- Walgreens has linked up with Instacart to expand its same-day delivery service to nearly 8,000 stores nationwide, the companies announced in a press release Tuesday.
- Stores in Illinois will offer the service Tuesday, with stores in other states joining over the coming weeks. Shoppers will be able to order over-the-counter medications, health and wellness items, grocery, personal care and beauty products for delivery in as little as an hour.
- The move continues Instacart's expansion beyond grocery as it reportedly approaches an initial public offering. For Walgreens, the tie-up is one more step in a digital transformation that has included investments in its app, media network, loyalty program and online fulfillment.
Walgreens began offering same-day delivery back in 2015, but like many other retailers, it didn't get serious about the service until the coronavirus pandemic struck. Last spring, it expanded its partnership with Postmates nationwide and in the summer linked up with DoorDash.
With Instacart, Walgreens is tapping into a provider that has seen usership explode over the past year. While retailers have scrambled to adjust their fulfillment operations, Instacart was able to quickly flex its gig workforce to meet sky-high online grocery demand.
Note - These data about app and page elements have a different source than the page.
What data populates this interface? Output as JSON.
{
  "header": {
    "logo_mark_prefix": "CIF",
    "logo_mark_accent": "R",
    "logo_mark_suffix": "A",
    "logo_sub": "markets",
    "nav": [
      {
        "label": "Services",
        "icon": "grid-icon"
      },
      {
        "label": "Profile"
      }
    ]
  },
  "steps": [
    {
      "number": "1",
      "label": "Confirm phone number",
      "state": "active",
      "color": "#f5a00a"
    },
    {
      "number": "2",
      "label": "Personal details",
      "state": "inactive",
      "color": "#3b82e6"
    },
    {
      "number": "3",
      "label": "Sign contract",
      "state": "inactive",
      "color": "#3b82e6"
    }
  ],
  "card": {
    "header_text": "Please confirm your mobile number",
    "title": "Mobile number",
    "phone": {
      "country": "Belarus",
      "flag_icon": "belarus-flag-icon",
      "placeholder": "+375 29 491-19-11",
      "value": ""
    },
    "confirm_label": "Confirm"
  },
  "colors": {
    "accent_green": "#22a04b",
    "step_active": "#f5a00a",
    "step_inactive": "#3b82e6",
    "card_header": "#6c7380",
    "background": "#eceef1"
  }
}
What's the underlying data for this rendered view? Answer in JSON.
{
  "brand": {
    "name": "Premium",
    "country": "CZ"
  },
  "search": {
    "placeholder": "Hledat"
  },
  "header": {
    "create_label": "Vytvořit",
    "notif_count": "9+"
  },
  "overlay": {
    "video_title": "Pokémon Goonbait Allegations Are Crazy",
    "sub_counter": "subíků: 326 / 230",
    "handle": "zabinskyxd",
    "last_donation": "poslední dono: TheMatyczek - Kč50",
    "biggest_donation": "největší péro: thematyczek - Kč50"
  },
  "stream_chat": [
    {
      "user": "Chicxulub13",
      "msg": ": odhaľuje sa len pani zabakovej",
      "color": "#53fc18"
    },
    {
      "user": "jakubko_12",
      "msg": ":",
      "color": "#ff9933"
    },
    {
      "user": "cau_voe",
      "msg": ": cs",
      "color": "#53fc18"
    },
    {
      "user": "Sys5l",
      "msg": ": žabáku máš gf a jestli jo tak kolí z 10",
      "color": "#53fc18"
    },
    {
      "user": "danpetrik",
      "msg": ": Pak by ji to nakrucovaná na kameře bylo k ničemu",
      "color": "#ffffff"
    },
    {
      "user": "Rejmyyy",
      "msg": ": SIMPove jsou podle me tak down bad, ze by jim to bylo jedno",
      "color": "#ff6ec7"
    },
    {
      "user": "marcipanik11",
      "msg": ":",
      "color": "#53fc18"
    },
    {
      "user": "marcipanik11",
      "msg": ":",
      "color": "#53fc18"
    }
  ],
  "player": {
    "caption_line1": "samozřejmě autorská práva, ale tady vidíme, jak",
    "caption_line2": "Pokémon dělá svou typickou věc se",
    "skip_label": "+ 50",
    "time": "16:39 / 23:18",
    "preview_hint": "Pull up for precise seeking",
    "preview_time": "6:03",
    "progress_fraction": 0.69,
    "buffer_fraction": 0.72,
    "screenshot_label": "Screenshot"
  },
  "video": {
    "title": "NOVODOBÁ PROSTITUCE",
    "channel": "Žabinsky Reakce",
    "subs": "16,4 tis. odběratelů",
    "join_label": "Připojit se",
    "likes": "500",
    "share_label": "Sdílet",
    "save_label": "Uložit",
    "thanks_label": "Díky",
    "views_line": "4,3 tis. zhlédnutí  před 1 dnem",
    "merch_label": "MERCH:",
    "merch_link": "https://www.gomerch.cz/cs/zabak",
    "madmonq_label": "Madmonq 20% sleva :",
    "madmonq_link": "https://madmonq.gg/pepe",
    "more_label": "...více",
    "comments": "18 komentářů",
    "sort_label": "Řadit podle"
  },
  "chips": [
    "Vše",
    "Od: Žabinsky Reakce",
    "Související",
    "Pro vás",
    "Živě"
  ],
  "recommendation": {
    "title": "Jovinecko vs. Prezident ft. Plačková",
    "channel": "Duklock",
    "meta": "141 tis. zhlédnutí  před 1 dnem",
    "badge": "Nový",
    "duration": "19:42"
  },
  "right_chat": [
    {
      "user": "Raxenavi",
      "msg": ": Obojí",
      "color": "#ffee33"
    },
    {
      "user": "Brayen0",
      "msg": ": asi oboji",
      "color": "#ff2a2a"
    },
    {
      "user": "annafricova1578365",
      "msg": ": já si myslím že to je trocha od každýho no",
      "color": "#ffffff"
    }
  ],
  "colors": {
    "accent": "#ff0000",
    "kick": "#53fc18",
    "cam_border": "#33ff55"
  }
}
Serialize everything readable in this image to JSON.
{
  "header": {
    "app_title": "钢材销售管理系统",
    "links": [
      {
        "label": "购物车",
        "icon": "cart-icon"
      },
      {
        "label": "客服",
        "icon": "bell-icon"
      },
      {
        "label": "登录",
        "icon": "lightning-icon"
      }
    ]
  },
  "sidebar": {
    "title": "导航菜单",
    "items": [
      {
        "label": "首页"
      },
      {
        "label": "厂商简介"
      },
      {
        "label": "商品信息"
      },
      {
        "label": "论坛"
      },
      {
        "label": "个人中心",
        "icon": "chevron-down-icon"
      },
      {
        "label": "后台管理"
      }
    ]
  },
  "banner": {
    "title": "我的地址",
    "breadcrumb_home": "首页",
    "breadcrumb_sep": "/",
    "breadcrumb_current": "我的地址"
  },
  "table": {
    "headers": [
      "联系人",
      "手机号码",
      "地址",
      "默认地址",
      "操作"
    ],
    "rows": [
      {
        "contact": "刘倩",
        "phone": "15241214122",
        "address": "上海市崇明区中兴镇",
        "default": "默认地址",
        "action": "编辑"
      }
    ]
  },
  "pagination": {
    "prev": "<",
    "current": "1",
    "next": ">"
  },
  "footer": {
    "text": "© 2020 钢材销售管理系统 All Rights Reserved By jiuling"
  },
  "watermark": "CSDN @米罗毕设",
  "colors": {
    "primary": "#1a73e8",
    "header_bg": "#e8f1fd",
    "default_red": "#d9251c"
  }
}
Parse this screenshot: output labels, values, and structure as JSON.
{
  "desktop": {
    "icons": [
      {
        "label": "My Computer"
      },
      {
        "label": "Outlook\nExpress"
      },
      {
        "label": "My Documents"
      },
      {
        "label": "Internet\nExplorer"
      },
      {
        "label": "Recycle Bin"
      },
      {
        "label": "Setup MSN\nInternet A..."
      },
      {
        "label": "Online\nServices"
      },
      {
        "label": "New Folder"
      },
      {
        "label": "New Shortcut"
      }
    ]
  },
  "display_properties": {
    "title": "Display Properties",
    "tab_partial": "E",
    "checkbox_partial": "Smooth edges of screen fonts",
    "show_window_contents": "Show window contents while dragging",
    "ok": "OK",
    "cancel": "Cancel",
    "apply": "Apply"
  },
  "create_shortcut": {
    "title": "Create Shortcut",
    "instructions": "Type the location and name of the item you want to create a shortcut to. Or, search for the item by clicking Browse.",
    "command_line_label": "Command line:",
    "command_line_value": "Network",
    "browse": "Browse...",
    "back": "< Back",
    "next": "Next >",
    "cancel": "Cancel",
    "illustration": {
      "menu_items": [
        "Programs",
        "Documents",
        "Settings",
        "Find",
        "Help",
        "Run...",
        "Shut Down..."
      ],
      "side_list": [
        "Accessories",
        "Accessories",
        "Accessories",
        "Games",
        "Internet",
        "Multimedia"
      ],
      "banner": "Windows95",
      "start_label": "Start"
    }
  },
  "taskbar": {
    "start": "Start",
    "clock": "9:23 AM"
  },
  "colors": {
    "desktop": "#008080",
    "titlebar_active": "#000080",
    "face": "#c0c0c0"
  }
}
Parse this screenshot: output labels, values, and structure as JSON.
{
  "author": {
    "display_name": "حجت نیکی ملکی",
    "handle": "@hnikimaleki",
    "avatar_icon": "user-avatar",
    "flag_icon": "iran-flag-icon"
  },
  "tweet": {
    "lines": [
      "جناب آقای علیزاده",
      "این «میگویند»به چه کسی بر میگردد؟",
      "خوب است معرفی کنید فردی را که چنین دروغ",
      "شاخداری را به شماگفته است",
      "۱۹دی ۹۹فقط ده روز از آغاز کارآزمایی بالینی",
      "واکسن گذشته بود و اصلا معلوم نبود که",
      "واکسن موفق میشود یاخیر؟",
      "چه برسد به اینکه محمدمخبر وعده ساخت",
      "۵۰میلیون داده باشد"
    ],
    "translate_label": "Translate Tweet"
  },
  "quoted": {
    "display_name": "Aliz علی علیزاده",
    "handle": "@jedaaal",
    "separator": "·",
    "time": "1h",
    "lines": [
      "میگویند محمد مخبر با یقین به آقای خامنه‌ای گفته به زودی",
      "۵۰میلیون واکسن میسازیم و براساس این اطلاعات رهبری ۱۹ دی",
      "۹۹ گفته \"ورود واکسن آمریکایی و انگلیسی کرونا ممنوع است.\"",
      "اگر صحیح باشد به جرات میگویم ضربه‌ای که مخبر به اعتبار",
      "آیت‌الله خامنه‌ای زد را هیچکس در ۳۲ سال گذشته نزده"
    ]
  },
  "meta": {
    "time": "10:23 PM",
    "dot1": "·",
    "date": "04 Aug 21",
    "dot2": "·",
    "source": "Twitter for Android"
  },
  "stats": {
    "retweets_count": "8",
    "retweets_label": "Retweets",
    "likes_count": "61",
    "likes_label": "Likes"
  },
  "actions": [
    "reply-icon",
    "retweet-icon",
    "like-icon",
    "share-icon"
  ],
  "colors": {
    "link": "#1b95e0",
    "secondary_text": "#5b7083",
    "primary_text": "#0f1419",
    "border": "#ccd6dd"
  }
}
Instacart aims to lock in customer loyalty with its membership program, which waives fees on delivery orders over $35.
Walgreens has rapidly shifted its business toward digital as competition in prescription fulfillment as well as packaged goods has increased. The retail pharmacy provider recently relaunched its loyalty program and mobile app. In December, it rolled out a full-service media network, joining a host of other retailers offering marketers access to first-party shopper data. It has also piloted programs like drive-thru order pickup and Kroger-branded mini grocery stores.
The company aims to stay ahead of close rival CVS as well as Amazon, which launched its own prescription platform and delivery service last year. Walgreens is also facing pressure from pharmacy startups like Capsule and Ro, as well as from retailers like Costco that also offer prescription delivery.
Instacart has faced pushback from grocery retailers eyeing automation and relying more on their own workers to handle rising order volumes. But experts say store-based fulfillment partnerships are a good fit for retailers that see modest online demand and don't wish to invest in structural changes to support e-commerce.
Instacart's fulfillment capabilities may eventually have to flex beyond its cutting-edge software and army of gig shoppers. The company has been exploring automated fulfillment centers for almost a year and has engaged in talks with Fabric and Alert Innovation, two main providers in the space, according to a Financial Times report over the weekend. The report said Instacart has yet to strike a deal and has so far faced weak interest from retailers reluctant to extend their partnerships with the company.
Reports have noted Instacart, which garnered $200 million in new funding last fall, could soon go public, and the company's rapid onboarding of new executives supports that development.